• Task instructions
Line by line, reproduce the records exactly.

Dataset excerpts
────────────────

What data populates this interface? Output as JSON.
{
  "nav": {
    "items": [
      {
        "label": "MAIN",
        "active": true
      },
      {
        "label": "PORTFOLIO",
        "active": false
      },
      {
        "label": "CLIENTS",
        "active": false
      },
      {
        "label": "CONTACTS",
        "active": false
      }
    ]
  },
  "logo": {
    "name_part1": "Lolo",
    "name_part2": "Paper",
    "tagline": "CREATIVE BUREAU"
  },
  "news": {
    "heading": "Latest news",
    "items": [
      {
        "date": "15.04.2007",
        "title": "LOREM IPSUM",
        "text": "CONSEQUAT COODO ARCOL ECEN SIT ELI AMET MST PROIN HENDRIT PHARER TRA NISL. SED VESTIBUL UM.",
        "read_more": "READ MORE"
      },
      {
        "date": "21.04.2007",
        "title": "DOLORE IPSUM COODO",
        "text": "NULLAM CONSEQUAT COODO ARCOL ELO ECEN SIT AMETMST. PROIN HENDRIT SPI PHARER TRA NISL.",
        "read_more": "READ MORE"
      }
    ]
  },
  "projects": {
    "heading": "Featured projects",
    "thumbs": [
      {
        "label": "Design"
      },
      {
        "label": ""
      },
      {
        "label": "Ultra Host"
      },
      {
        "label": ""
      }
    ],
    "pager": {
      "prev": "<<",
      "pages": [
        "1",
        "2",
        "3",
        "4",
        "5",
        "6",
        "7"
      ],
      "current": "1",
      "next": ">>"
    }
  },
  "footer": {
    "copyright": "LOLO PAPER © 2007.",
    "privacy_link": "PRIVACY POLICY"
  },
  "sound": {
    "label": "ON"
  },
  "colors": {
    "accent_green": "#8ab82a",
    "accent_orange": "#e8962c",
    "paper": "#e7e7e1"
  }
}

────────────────

• Task response
What data populates this interface? Output as JSON.
{
  "nav": {
    "items": [
      {
        "label": "MAIN",
        "active": true
      },
      {
        "label": "PORTFOLIO",
        "active": false
      },
      {
        "label": "CLIENTS",
        "active": false
      },
      {
        "label": "CONTACTS",
        "active": false
      }
    ]
  },
  "logo": {
    "name_part1": "Lolo",
    "name_part2": "Paper",
    "tagline": "CREATIVE BUREAU"
  },
  "news": {
    "heading": "Latest news",
    "items": [
      {
        "date": "15.04.2007",
        "title": "LOREM IPSUM",
        "text": "CONSEQUAT COODO ARCOL ECEN SIT ELI AMET MST PROIN HENDRIT PHARER TRA NISL. SED VESTIBUL UM.",
        "read_more": "READ MORE"
      },
      {
        "date": "21.04.2007",
        "title": "DOLORE IPSUM COODO",
        "text": "NULLAM CONSEQUAT COODO ARCOL ELO ECEN SIT AMETMST. PROIN HENDRIT SPI PHARER TRA NISL.",
        "read_more": "READ MORE"
      }
    ]
  },
  "projects": {
    "heading": "Featured projects",
    "thumbs": [
      {
        "label": "Design"
      },
      {
        "label": ""
      },
      {
        "label": "Ultra Host"
      },
      {
        "label": ""
      }
    ],
    "pager": {
      "prev": "<<",
      "pages": [
        "1",
        "2",
        "3",
        "4",
        "5",
        "6",
        "7"
      ],
      "current": "1",
      "next": ">>"
    }
  },
  "footer": {
    "copyright": "LOLO PAPER © 2007.",
    "privacy_link": "PRIVACY POLICY"
  },
  "sound": {
    "label": "ON"
  },
  "colors": {
    "accent_green": "#8ab82a",
    "accent_orange": "#e8962c",
    "paper": "#e7e7e1"
  }
}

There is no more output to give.